Material provided:
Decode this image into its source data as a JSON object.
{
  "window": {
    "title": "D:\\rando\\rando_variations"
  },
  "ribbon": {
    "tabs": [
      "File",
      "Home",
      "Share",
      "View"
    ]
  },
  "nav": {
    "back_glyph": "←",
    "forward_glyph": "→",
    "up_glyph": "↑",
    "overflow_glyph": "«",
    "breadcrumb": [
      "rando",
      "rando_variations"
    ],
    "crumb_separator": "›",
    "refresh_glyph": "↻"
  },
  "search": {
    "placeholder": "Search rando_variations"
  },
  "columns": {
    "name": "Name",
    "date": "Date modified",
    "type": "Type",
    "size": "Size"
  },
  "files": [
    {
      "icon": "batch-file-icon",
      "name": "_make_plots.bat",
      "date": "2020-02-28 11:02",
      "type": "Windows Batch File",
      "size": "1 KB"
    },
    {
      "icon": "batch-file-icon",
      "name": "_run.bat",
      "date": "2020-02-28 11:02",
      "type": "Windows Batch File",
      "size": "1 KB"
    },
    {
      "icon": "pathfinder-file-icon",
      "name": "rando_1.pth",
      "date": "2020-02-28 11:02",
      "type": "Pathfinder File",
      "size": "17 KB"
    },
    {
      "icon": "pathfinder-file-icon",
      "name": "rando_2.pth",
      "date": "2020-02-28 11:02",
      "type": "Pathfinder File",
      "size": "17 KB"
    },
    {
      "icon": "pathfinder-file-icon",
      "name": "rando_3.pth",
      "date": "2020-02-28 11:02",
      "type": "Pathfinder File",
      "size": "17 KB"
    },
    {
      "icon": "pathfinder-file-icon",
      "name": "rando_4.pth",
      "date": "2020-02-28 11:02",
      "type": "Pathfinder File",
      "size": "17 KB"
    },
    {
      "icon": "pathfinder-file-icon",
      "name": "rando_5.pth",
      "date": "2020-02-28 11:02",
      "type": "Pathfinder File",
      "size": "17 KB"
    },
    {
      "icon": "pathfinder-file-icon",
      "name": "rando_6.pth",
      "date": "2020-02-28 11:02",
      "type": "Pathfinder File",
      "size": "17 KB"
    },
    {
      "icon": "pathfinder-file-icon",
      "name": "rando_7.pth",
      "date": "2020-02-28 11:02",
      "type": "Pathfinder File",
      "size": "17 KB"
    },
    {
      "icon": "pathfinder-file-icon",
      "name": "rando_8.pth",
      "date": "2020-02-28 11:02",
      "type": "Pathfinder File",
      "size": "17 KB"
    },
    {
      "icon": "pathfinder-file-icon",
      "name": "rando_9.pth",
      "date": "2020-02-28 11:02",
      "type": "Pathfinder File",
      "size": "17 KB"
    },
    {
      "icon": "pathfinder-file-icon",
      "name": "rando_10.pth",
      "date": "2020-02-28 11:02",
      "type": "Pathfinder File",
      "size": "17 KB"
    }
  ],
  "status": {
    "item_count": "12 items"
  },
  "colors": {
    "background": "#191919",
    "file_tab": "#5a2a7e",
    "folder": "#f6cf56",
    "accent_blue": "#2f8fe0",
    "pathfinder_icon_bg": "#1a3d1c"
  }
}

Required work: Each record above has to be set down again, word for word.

Answer to this task:
Decode this image into its source data as a JSON object.
{
  "window": {
    "title": "D:\\rando\\rando_variations"
  },
  "ribbon": {
    "tabs": [
      "File",
      "Home",
      "Share",
      "View"
    ]
  },
  "nav": {
    "back_glyph": "←",
    "forward_glyph": "→",
    "up_glyph": "↑",
    "overflow_glyph": "«",
    "breadcrumb": [
      "rando",
      "rando_variations"
    ],
    "crumb_separator": "›",
    "refresh_glyph": "↻"
  },
  "search": {
    "placeholder": "Search rando_variations"
  },
  "columns": {
    "name": "Name",
    "date": "Date modified",
    "type": "Type",
    "size": "Size"
  },
  "files": [
    {
      "icon": "batch-file-icon",
      "name": "_make_plots.bat",
      "date": "2020-02-28 11:02",
      "type": "Windows Batch File",
      "size": "1 KB"
    },
    {
      "icon": "batch-file-icon",
      "name": "_run.bat",
      "date": "2020-02-28 11:02",
      "type": "Windows Batch File",
      "size": "1 KB"
    },
    {
      "icon": "pathfinder-file-icon",
      "name": "rando_1.pth",
      "date": "2020-02-28 11:02",
      "type": "Pathfinder File",
      "size": "17 KB"
    },
    {
      "icon": "pathfinder-file-icon",
      "name": "rando_2.pth",
      "date": "2020-02-28 11:02",
      "type": "Pathfinder File",
      "size": "17 KB"
    },
    {
      "icon": "pathfinder-file-icon",
      "name": "rando_3.pth",
      "date": "2020-02-28 11:02",
      "type": "Pathfinder File",
      "size": "17 KB"
    },
    {
      "icon": "pathfinder-file-icon",
      "name": "rando_4.pth",
      "date": "2020-02-28 11:02",
      "type": "Pathfinder File",
      "size": "17 KB"
    },
    {
      "icon": "pathfinder-file-icon",
      "name": "rando_5.pth",
      "date": "2020-02-28 11:02",
      "type": "Pathfinder File",
      "size": "17 KB"
    },
    {
      "icon": "pathfinder-file-icon",
      "name": "rando_6.pth",
      "date": "2020-02-28 11:02",
      "type": "Pathfinder File",
      "size": "17 KB"
    },
    {
      "icon": "pathfinder-file-icon",
      "name": "rando_7.pth",
      "date": "2020-02-28 11:02",
      "type": "Pathfinder File",
      "size": "17 KB"
    },
    {
      "icon": "pathfinder-file-icon",
      "name": "rando_8.pth",
      "date": "2020-02-28 11:02",
      "type": "Pathfinder File",
      "size": "17 KB"
    },
    {
      "icon": "pathfinder-file-icon",
      "name": "rando_9.pth",
      "date": "2020-02-28 11:02",
      "type": "Pathfinder File",
      "size": "17 KB"
    },
    {
      "icon": "pathfinder-file-icon",
      "name": "rando_10.pth",
      "date": "2020-02-28 11:02",
      "type": "Pathfinder File",
      "size": "17 KB"
    }
  ],
  "status": {
    "item_count": "12 items"
  },
  "colors": {
    "background": "#191919",
    "file_tab": "#5a2a7e",
    "folder": "#f6cf56",
    "accent_blue": "#2f8fe0",
    "pathfinder_icon_bg": "#1a3d1c"
  }
}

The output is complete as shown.